Since the Washington Redskins drafted former Horned Frog standout Josh Doctson in the first round of the 2016 NFL Draft, only one TCU wide receiver has recorded a 1,000-yard season. That was Jalen Reagor, who forewent his senior season before the Philadelphia Eagles selected him in the first round of the 2020 NFL Draft.
Doctson and Reagor were the No. 1 targets for their respective quarterbacks, but with both players now removed from the program, TCU will be looking for its next top-tier receiving talent. The Horned Frogs are down two starters from 2019 including Reagor and Tre’Vontae Hights, who signed with the Carolina Panthers after going undrafted.

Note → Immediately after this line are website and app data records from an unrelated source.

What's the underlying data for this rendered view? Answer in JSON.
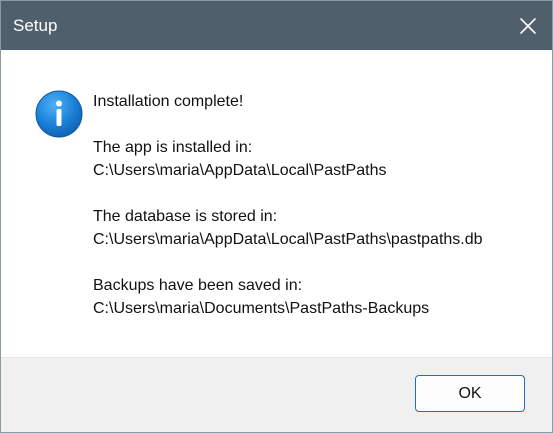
{
  "window": {
    "title": "Setup"
  },
  "dialog": {
    "icon": "info-icon",
    "heading": "Installation complete!",
    "app_label": "The app is installed in:",
    "app_path": "C:\\Users\\maria\\AppData\\Local\\PastPaths",
    "db_label": "The database is stored in:",
    "db_path": "C:\\Users\\maria\\AppData\\Local\\PastPaths\\pastpaths.db",
    "backup_label": "Backups have been saved in:",
    "backup_path": "C:\\Users\\maria\\Documents\\PastPaths-Backups"
  },
  "buttons": {
    "ok_label": "OK"
  },
  "colors": {
    "titlebar": "#4f5f6b",
    "accent": "#1f6fbf",
    "footer": "#f0f0f0"
  }
}
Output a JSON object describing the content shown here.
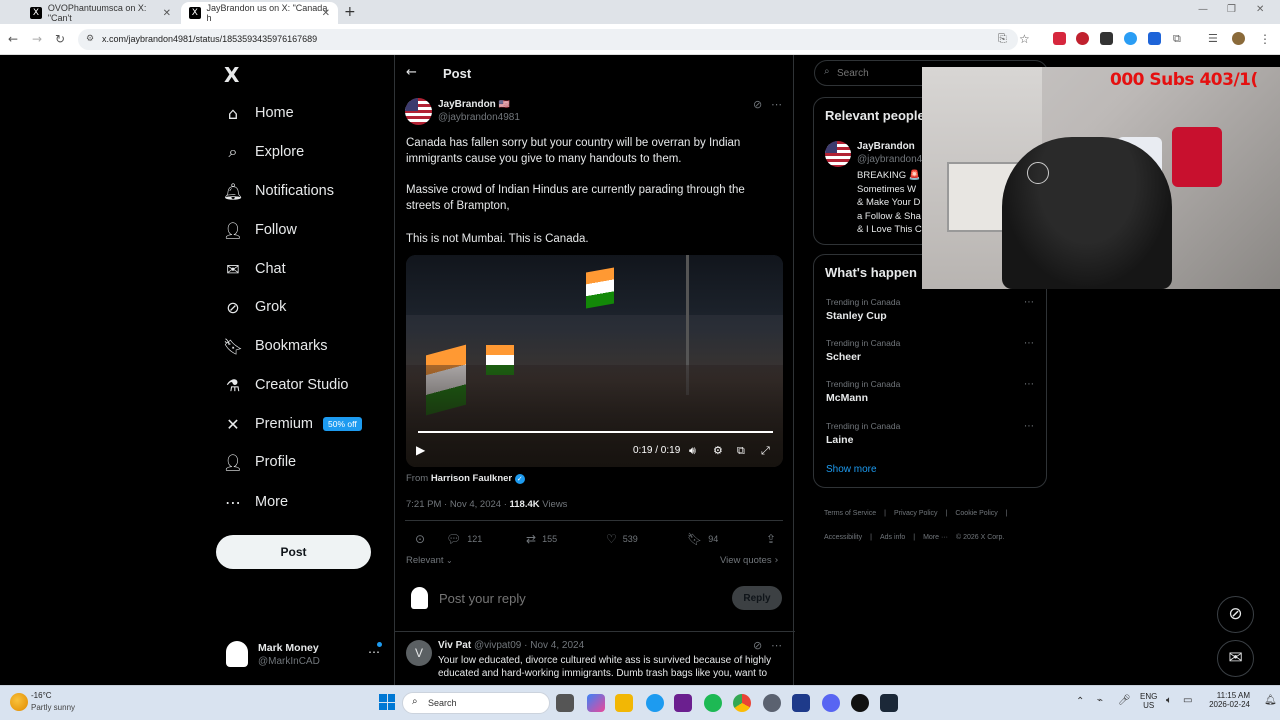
{
  "browser": {
    "tabs": [
      {
        "label": "OVOPhantuumsca on X: \"Can't",
        "favicon": "X"
      },
      {
        "label": "JayBrandon us on X: \"Canada h",
        "favicon": "X"
      }
    ],
    "new_tab_label": "+",
    "url": "x.com/jaybrandon4981/status/1853593435976167689"
  },
  "sidebar": {
    "logo": "X",
    "items": [
      {
        "label": "Home",
        "icon": "home-icon",
        "glyph": "⌂"
      },
      {
        "label": "Explore",
        "icon": "search-icon",
        "glyph": "⌕"
      },
      {
        "label": "Notifications",
        "icon": "bell-icon",
        "glyph": "🔔︎"
      },
      {
        "label": "Follow",
        "icon": "follow-icon",
        "glyph": "👤︎"
      },
      {
        "label": "Chat",
        "icon": "mail-icon",
        "glyph": "✉"
      },
      {
        "label": "Grok",
        "icon": "grok-icon",
        "glyph": "⊘"
      },
      {
        "label": "Bookmarks",
        "icon": "bookmark-icon",
        "glyph": "🔖︎"
      },
      {
        "label": "Creator Studio",
        "icon": "flask-icon",
        "glyph": "⚗"
      },
      {
        "label": "Premium",
        "icon": "x-icon",
        "glyph": "✕",
        "badge": "50% off"
      },
      {
        "label": "Profile",
        "icon": "profile-icon",
        "glyph": "👤︎"
      },
      {
        "label": "More",
        "icon": "more-circle-icon",
        "glyph": "⋯"
      }
    ],
    "post_button": "Post",
    "account": {
      "name": "Mark Money",
      "handle": "@MarkInCAD"
    }
  },
  "main": {
    "header_title": "Post",
    "tweet": {
      "author_name": "JayBrandon",
      "author_flag": "🇺🇸",
      "author_handle": "@jaybrandon4981",
      "text_p1": "Canada has fallen sorry but your country will be overran by Indian immigrants cause you give to many handouts to them.",
      "text_p2": "Massive crowd of Indian Hindus are currently parading through the streets of Brampton,",
      "text_p3": "This is not Mumbai. This is Canada.",
      "video_time": "0:19 / 0:19",
      "video_progress": 1.0,
      "from_label": "From",
      "from_name": "Harrison Faulkner",
      "timestamp": "7:21 PM · Nov 4, 2024 ·",
      "views_count": "118.4K",
      "views_label": "Views",
      "counts": {
        "replies": "121",
        "reposts": "155",
        "likes": "539",
        "bookmarks": "94"
      },
      "sort_label": "Relevant",
      "view_quotes": "View quotes",
      "reply_placeholder": "Post your reply",
      "reply_button": "Reply"
    },
    "reply": {
      "avatar_letter": "V",
      "name": "Viv Pat",
      "handle": "@vivpat09",
      "date": "· Nov 4, 2024",
      "text": "Your low educated, divorce cultured white ass is survived because of highly educated and hard-working immigrants. Dumb trash bags like you, want to"
    }
  },
  "right": {
    "search_placeholder": "Search",
    "relevant_title": "Relevant people",
    "relevant_name": "JayBrandon",
    "relevant_handle": "@jaybrandon4",
    "relevant_bio_lines": [
      "BREAKING 🚨",
      "Sometimes W",
      "& Make Your D",
      "a Follow & Sha",
      "& I Love This C"
    ],
    "whats_happening_title": "What's happen",
    "trends": [
      {
        "category": "Trending in Canada",
        "name": "Stanley Cup"
      },
      {
        "category": "Trending in Canada",
        "name": "Scheer"
      },
      {
        "category": "Trending in Canada",
        "name": "McMann"
      },
      {
        "category": "Trending in Canada",
        "name": "Laine"
      }
    ],
    "show_more": "Show more",
    "footer_row1": [
      "Terms of Service",
      "|",
      "Privacy Policy",
      "|",
      "Cookie Policy",
      "|"
    ],
    "footer_row2": [
      "Accessibility",
      "|",
      "Ads info",
      "|",
      "More ···",
      "© 2026 X Corp."
    ]
  },
  "overlay": {
    "subs_text": "000 Subs 403/1("
  },
  "taskbar": {
    "weather_temp": "-16°C",
    "weather_desc": "Partly sunny",
    "search_label": "Search",
    "lang_top": "ENG",
    "lang_bottom": "US",
    "time": "11:15 AM",
    "date": "2026-02-24"
  },
  "colors": {
    "accent": "#1d9bf0",
    "background": "#000000",
    "border": "#2f3336",
    "muted": "#71767b"
  }
}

Maybe the most impressive play in this game was made by WR Taye Barber. The adjustment on this ball is crazy and it also came in a huge spot in the game. Also don’t overlook the throw from Duggan, stood tall and took a shot from a rusher so he could get the throw off.#WNSFilm pic.twitter.com/5sEdFdTxhf— Mark (@HeaneyNFLDraft) October 29, 2019
TCU will return two miniature fireballs this fall in Taye Barber and Derius Davis, who each took reps out of the H-receiver slot in 2019. Barber has been a steady producer for the Horned Frogs, topping 300 receiving yards in each of his first two seasons on the team. Barber, who started at the H-spot, was TCU’s leading receiver over its final seven games.
Barber pieced together a breakout freshman campaign in 2018, where he totaled at least once reception in every game, the first in head coach Gary Patterson’s then 18-year career leading the program. Moreover, Barber notched either a first down or a touchdown on 21-of-32 catches. The 2019 All-Big 12 Honorable Mention shined in TCU’s 33-31 win over Texas Tech, compiling eight receptions for 137 yards.
Davis, whose speed makes him a threat on special teams, has over 250 receiving yards in his career. His 73-yard punt return score against Southern in 2018 was the first special teams touchdown by a Horned Frog in his college debut since Deante Gray in 2012. Davis came to TCU with elite track speed, as this video clearly shows.
TCU DB signee Derius Davis just ran the 5th fastest 400m time in the nation pic.twitter.com/kvRbmiU9Dv— Amos Morale III (@Amos_MoraleIII) February 17, 2018
Reagor’s absence will mean a new starter for TCU at the Z-receiver spot. One player who could fill that role is Te’Vailance Hunt, who took a significant leap forward in 2019 with 308 receiving yards and a touchdown. The 6-foot-3 pass catcher and former four-star recruit started in nine games this past fall, and his most notable reception came during the first overtime of TCU’s marathon against Baylor, hauling in a scoring grab in spectacular fashion.
TCU’s Y-receiver slot will be benefited with the return of redshirt senior Dylan Thomas, who has been productive when healthy but has missed significant time over the last two seasons with injuries. Thomas started four games at the Y-spot in 2019, finishing with 121 receiving yards including a four-catch, 70-yard performance against SMU. Redshirt junior Al’Dontre Davis, who has six career receptions with one touchdown, was listed on the depth chart at the Y-receiver spot on more than one occasion this past year.
TCU’s final wide receiving slot comes from the X-position. Hights departing for the NFL will create opportunities for multiple young talents to step up this fall. Junior John Stephens Jr. possesses big-time size at 6 feet 5 inches and could create matchup nightmares for opposing defenses. Former JUCO standout Mikel Barkley may also see the field more often after preserving a redshirt season in 2019. Both players were depth charted as X-slot receivers this past season.
Lastly, one early candidate for a true freshman who could break out this fall is four-star recruit Quentin Johnston, the third-highest rated prospect in the Patterson era behind Zach Evans and Justin Rogers. The 6-foot-4, 180-pounder has a lean build but moves quickly and gracefully in the open field. Johnston had originally committed to the Texas Longhorns, but flipped to the Horned Frogs late in the process.